# What is needed
For each line of the data below that contains "vorhandene", return that line.

Listed entries Block Start

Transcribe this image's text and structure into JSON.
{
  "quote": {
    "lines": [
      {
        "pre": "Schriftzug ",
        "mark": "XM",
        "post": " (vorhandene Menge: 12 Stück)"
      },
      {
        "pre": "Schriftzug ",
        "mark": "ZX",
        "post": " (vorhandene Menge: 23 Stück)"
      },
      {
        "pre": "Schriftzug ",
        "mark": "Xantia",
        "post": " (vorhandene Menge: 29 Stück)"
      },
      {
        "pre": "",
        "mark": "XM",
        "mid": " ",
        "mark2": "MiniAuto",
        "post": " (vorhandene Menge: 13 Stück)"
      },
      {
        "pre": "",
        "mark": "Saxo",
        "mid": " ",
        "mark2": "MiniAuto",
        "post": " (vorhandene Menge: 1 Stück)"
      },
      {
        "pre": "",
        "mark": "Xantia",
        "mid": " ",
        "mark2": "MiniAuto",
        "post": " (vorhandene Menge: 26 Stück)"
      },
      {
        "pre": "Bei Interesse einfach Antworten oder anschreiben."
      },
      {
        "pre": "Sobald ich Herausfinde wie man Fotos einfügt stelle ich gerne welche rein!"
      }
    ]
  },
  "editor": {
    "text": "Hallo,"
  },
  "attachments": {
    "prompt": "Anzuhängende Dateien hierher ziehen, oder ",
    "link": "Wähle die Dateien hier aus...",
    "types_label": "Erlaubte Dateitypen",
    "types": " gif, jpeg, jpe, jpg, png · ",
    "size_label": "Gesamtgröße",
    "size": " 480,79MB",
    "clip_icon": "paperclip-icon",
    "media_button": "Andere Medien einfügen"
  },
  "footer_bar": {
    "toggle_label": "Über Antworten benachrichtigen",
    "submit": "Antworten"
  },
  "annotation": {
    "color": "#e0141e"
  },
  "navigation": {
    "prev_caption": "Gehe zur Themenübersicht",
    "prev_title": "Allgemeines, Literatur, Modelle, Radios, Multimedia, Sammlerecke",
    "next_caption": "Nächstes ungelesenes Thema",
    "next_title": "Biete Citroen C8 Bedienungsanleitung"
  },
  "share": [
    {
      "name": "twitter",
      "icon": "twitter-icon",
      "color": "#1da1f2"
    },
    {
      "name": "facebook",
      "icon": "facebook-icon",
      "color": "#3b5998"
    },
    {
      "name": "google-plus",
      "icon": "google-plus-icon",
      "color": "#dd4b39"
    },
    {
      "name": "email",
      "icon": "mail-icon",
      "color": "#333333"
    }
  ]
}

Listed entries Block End
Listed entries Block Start

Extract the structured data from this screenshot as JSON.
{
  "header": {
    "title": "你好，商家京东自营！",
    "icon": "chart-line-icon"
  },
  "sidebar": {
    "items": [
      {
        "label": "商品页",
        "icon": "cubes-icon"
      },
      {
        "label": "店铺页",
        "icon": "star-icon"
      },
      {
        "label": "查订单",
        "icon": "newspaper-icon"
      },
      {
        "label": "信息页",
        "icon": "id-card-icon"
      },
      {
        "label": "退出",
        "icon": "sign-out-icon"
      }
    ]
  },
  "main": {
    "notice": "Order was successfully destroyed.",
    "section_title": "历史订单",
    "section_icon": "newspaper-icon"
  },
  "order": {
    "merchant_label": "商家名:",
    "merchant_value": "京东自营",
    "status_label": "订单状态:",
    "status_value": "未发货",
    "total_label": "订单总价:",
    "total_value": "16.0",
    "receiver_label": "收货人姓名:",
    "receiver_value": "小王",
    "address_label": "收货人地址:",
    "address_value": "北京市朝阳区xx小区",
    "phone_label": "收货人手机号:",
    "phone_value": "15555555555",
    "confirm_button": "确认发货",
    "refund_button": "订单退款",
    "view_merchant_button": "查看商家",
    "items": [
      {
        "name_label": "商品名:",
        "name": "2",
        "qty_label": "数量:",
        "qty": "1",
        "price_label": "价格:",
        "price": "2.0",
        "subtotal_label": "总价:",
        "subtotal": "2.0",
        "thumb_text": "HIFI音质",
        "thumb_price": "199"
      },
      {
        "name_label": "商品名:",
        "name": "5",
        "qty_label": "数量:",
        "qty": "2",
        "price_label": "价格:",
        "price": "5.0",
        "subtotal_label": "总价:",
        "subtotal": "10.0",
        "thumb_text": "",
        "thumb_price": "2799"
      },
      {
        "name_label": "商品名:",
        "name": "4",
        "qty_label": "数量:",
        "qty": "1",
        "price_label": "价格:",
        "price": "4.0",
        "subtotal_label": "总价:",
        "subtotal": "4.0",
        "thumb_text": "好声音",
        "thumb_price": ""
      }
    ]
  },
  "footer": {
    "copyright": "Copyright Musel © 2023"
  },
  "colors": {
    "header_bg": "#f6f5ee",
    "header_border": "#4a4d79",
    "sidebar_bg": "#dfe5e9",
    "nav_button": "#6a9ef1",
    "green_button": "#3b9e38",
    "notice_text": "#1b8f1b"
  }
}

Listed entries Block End

# Answer to this problem
        "post": " (vorhandene Menge: 12 Stück)"
        "post": " (vorhandene Menge: 23 Stück)"
        "post": " (vorhandene Menge: 29 Stück)"
        "post": " (vorhandene Menge: 13 Stück)"
        "post": " (vorhandene Menge: 1 Stück)"
        "post": " (vorhandene Menge: 26 Stück)"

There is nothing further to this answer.